I have 2 new best friends. this is awesome stuff. I see it being a big help crafting my financial statements.
That’s what I use CUBE functions for… they are amazing!
Now that I have Excel 365, my favorite technique is to create a pivot (with or without the data model), then use formulas in separate cells that point back to the original data and involve UNIQUE, SORT, FILTER, and others to create the desired row/column headers that will then be the input references for a range of one or more GETPIVOTDATA formulas. This allows me to have a pivot that might show details down to a second or third level while having a summary area (perhaps for charting) that focuses only on level one. And since it’s Excel 365, the entire summary area can be comprised of dynamic ranges (spill formulas) so that it doesn’t have to be completely static.

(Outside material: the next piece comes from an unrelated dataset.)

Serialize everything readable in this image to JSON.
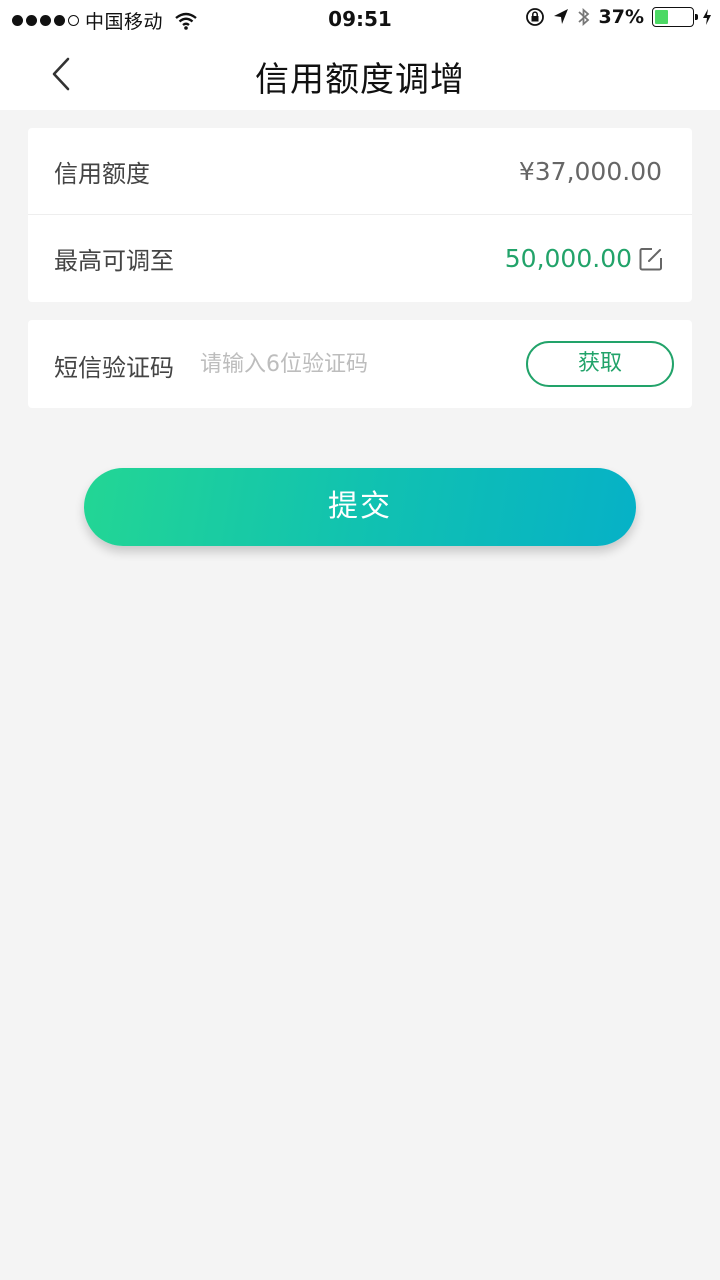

I’ve never thought of using GETPIVOTDATA with Dynamic Array functions. Nice 🙂